Okomu Oil Plc is currently the toast of the market and the reason for that is not far fetched. They have proposed a dividend per share of N7 and a bonus issue of one for one. People like these sort of freebies and would die to be part of it. But is this justified? Okomu Oil released their 2012 Audited Accounts (IFRS) with revenues dipping 8.8% to N10.1billion. Gross Profit was however better rising slightly by 3% to N8.2billion. Profit After Tax however, dropped slightly to N3.59billion (2011:N3.9billion).
So what’s with this result?
First a little about Okomu Oil. They are a leading oil palm producing company in Nigeria and have been in operation since 1979. They were privatized sometime in 1990 and have consistently delivered on profits over the last 10years. This year too saw robust profit of N3.6billion 8.5% lower than what was achieved in 2011. The reason for this is explainable . Firstly, the company saw a slight dip in revenues from N11billion to N10billion even though in the last five years revenues have grown with a CAGR (Compounded Annual Growth Rate) of 19% growing from N4.7billion in 2008 to N10.1billion in 2012. In fact it jumped from N6billion to N11.1billion in 2011 alone, the highest jump in its history, mainly due to a 144% jump in export earnings from Rubber. So 2012, may just be a slight blip or some correction in revenue expectability. Another reason could be the drop in inventory turnovers, as they only turned inventories1.7X in 2012 compared to 2.85x in 2011. Thus, it took them an estimated 207days to clear inventories as against 127days in 2011.

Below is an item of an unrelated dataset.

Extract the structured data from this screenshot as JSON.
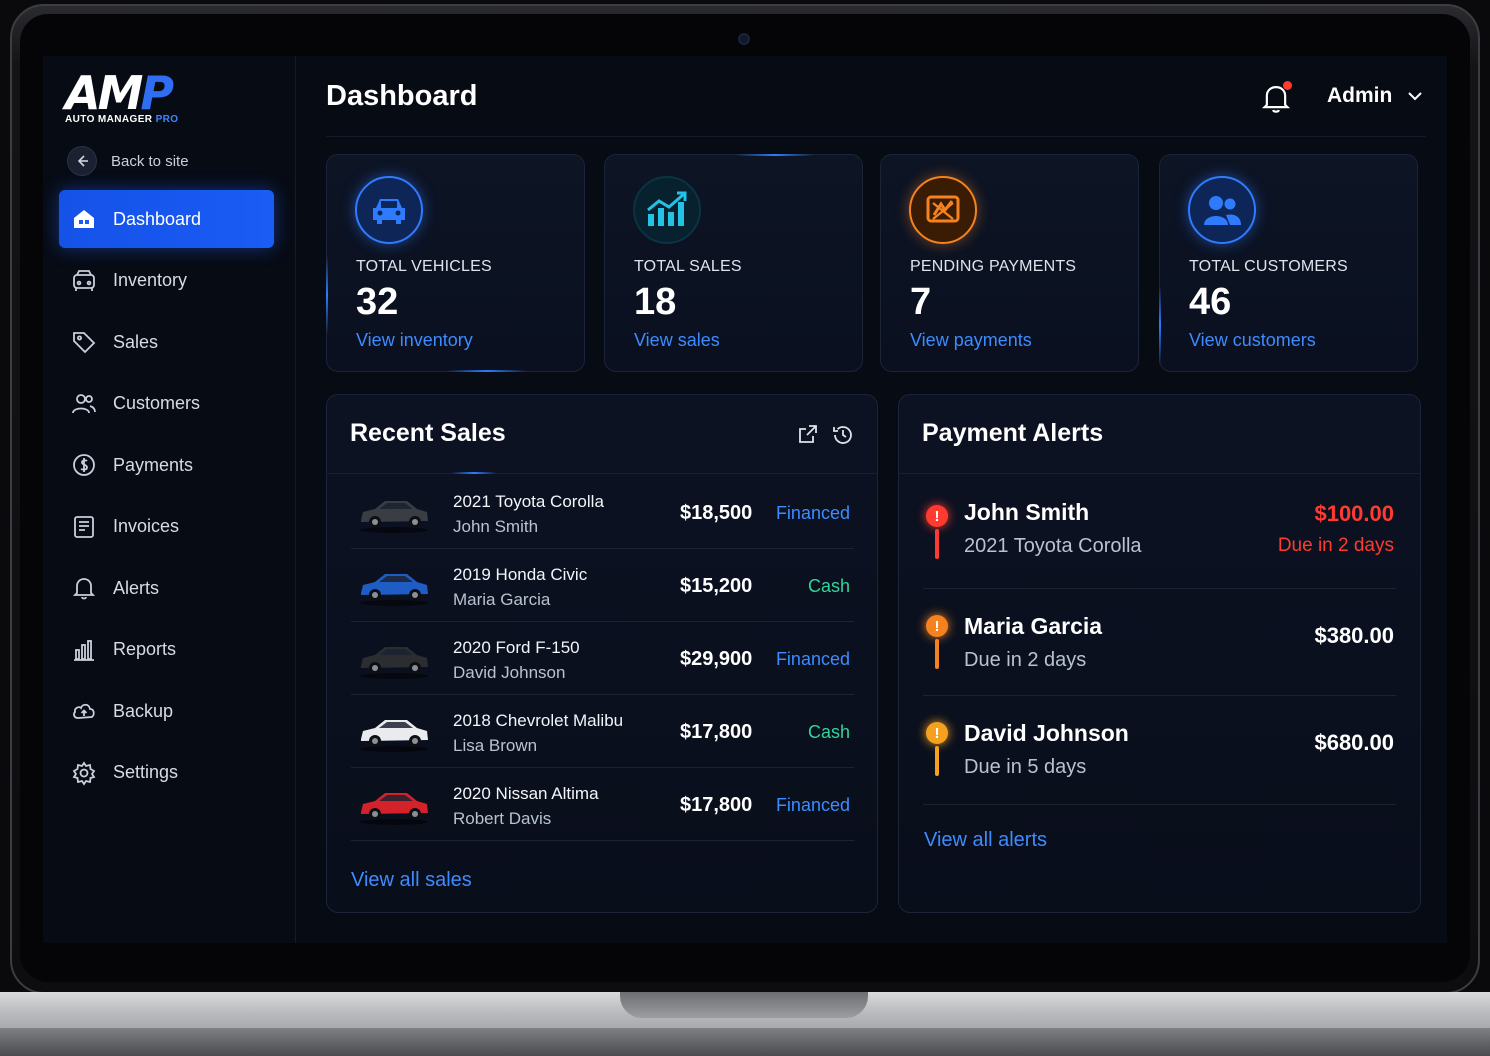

Secondly, profitability however failed to beat 2011’s record of N3.9billion due to rising operational cost. Employee cost rose sharply by 25% to N1.97billion probably as a reward to employees after the magical 2011. Other expenses also jumped to N1.6billion (2011: N1.35billion). So whilst revenue dipped slightly, operating cost rose. Luckily, PAT was still N3.5billion thanks and in no small measure to a huge drop in cost of sale. It could be that they have finally found a way to reduce direct export cost maybe due to various incentives available to export oriented business in the last year or so. Their annual report when published will help explain this.
Should Shareholders be worried about this performance?
Despite the drop in revenue and rising cost, this result probably represents the reality of the current business environment they will be operating in. Investors also, should not see this as a bad result but should view the result in a larger context and ask if shareholder value was impaired. So far, that didn’t seem to have happened. Operating profit margins are high and so is profit margin. In fact, for every N100 in revenue they make a profit after tax of N35.4 (2011: N35.3). Return on Average Equity (ROAE) was 16% and if you deduct accounting entries brought about by IFRS, it rises to 23.6%. The company is also debt free with Equity making up 81% of total assets. The company also sits on a cash machine, generating N5billion in operating cash in 2012 (2011: N4.5billion). It currently sits on N3.9billion of cash enough to pay dividends estimated at about N3.3billion (almost all of the earnings made this year). On the back of this, Investors should be ecstatic. They could have still made shareholders happy without even giving out bonus shares. The Bonus payment may just be a trio objective to rewarding existing shareholders by distributing part of its revenue reserves of about N17.6billion whilst also increasing the liquidity of their stock. This will also boost return on equity in the coming years.
Is it worth buying?
Now this may depend on your appetite. The share price has risen over 216% in the last year and currently trades at N95. In terms of whether it is expensive it sure isn’t considering the fundamentals I just put out!!! At N95 (April 5 price) the share price is only 12x its current earnings per share and with the planned bonus and dividend payments people who buy now will cherish the stock. Unfortunately though, only about 476million of their shares is outstanding making it seem illiquid. Out of its average N45billion market cap, only N872million of it was traded in the last month in terms of value.
Nevertheless, if I had the cash, I’d be on the sidelines waiting to buy….NOW!!
*NOTE: I WILL BE REVIEWING THE COMPANY RESULTS MORE OFTEN IN THE COMING WEEKS AS THEIR ANNUAL REPORTS ARE PUBLISHED AND 2012 FIRST & SECOND QUARTER RESULT IS ANNOUNCED